When something like that happens, it's both thrilling and disappointing. On one hand – it's awesome that people are responding to the work. On the other – it's just a clusterfuck across the board. More copies should have been ordered, and more copies should have been in print. The two things go hand-in-hand, though, and we set our print runs based on perceived demand. If I set every print based on how good a book is and what I personally think that book should be selling, we'd be screwed, you know? I have to be prudent with this stuff and make decisions based on the information at hand, and that information is not good reviews or good word of mouth or a gut feeling. That information is the orders we get from retailers. Give me better information, and I'll be able to set our print runs more accurately.
Rich: Every week it seems Image announce a sellout of an issue 1. And then an issue 2. Then the second print of issue 1. Then issue 3. Then the second print of issue 2. Then the third print of issue 1. This kind of thing often happens well before the comic ships. This week's reorder list was dominated by Image titles, pushing through the Avengers Vs X-Men titles with ease. And no one seems to be learning.
Why do you believe retailers aren't stocking these books in sufficient quantities, and aren't learning from past behavior?
Eric: Well, I think good retailers do stock our books in sufficient quantities. I think there are a lot of great retailers out there who genuinely love comics and listen to their customers and understand that the market is in a state of flux, that more and more readers are looking for something new. Those retailers understand that a healthy direct market is based on sustainability, not on a bunch of over-hyped events, and I think they'd rather have more books that sell well over the long haul. They're the ones – like Rick Shea over in Florida – who look at something like Saga and see a book that isn't just going to do well with its first issue, or as a monthly series, but as a series of trades that will sell and sell and sell.
That Rick had to sit down and write an open letter to the comics community explaining all that kind of underscores the problem with the direct market, though, which is that retailers like himself aren't as common as they should be.

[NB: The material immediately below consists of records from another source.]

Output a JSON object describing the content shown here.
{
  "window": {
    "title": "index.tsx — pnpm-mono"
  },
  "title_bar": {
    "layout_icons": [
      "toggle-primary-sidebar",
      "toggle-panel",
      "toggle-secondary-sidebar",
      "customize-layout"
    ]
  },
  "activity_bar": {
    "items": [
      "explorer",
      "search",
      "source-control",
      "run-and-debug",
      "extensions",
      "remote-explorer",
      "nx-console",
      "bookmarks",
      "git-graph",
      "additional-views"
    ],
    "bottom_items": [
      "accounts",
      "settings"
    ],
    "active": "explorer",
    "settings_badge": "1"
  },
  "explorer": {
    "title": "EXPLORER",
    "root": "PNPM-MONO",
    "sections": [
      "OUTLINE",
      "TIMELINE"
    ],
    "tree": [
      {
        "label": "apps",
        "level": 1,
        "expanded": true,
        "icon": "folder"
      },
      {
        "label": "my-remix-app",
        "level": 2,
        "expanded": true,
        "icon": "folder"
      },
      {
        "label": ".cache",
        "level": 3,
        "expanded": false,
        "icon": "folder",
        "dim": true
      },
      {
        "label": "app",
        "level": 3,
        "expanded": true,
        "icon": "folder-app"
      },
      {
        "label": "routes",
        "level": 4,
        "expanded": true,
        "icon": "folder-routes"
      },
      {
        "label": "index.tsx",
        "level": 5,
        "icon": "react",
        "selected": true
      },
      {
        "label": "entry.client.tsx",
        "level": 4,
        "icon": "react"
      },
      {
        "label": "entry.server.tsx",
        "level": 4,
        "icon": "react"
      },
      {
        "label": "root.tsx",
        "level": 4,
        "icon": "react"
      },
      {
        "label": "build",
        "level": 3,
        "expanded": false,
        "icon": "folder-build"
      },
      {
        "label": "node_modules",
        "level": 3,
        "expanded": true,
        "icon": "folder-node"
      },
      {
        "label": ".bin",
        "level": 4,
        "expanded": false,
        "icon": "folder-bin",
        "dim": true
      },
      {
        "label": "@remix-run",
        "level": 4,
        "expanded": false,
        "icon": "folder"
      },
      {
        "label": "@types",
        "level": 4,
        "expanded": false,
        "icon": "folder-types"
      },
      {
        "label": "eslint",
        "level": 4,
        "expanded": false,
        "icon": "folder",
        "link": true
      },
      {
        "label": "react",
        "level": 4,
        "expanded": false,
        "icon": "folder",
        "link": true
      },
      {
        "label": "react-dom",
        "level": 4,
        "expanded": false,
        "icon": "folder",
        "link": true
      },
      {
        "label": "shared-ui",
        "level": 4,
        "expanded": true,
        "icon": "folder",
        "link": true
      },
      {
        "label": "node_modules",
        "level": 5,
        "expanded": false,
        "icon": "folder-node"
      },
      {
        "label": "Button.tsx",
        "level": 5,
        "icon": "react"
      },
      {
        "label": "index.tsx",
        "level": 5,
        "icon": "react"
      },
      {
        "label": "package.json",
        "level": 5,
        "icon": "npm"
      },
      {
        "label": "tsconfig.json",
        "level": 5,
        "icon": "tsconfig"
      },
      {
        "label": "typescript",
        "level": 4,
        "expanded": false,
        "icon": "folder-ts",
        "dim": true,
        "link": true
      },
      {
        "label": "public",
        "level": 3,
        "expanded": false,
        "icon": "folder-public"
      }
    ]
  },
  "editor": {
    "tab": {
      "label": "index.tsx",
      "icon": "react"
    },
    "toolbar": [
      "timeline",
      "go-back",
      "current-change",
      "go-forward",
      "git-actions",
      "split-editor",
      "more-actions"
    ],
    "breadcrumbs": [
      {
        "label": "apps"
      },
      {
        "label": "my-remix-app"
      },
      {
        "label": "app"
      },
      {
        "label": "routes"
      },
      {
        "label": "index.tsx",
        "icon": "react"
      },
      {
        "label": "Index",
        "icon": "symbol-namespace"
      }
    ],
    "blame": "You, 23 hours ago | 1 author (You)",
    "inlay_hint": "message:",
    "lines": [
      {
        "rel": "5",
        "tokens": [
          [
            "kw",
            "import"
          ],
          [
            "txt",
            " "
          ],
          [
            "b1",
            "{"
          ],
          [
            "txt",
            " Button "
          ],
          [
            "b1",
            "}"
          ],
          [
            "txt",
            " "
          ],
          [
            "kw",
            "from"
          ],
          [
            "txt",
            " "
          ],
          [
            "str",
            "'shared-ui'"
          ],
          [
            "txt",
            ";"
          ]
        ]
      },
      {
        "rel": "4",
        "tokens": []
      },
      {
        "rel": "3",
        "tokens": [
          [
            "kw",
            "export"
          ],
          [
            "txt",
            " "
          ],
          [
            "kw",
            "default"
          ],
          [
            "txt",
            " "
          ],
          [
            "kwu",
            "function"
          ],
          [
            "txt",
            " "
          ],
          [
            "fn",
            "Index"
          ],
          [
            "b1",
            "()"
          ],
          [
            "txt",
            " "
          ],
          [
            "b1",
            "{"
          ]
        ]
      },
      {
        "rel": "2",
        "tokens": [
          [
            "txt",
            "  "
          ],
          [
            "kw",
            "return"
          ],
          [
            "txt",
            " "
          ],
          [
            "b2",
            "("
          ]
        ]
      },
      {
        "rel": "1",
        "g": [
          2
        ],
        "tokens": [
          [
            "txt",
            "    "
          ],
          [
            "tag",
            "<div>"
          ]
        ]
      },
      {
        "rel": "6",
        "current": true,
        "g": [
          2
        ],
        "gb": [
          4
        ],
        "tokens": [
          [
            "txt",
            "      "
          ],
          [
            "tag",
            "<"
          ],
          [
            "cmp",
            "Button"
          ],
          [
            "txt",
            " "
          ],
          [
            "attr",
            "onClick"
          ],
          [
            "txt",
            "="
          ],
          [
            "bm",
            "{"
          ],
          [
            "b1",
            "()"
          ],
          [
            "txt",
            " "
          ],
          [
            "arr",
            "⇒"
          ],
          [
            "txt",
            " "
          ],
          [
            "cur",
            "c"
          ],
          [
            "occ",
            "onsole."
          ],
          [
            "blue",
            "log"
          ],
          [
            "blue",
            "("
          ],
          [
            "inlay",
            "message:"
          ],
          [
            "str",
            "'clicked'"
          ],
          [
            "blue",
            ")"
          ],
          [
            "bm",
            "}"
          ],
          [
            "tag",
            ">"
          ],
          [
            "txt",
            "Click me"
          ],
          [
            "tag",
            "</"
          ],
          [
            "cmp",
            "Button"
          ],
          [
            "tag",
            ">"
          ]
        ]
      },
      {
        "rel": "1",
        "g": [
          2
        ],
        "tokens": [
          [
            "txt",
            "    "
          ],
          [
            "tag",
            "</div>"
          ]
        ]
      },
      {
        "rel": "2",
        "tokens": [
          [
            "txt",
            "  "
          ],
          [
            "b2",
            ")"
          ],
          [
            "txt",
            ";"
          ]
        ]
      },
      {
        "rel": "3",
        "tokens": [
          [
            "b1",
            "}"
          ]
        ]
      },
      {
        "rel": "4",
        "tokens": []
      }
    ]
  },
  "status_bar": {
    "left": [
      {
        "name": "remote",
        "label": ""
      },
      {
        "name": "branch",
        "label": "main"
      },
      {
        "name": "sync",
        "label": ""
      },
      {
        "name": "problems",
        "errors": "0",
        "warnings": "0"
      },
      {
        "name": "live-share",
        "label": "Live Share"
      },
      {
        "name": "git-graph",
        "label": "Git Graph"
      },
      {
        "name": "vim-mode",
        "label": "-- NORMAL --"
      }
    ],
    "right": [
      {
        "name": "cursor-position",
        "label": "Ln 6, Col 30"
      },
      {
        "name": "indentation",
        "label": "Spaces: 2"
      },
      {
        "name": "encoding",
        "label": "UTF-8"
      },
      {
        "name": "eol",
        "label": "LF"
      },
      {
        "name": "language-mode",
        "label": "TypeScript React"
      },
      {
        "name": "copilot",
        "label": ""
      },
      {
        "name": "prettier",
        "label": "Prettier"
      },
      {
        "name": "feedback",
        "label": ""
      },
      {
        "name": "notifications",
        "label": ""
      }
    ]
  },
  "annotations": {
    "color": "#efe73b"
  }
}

Rich: Did everyone at Image know that Will Carlton was Todd McFarlane?
Eric: Of course.
Rich: Bastards. Clearly I need to get some better sources…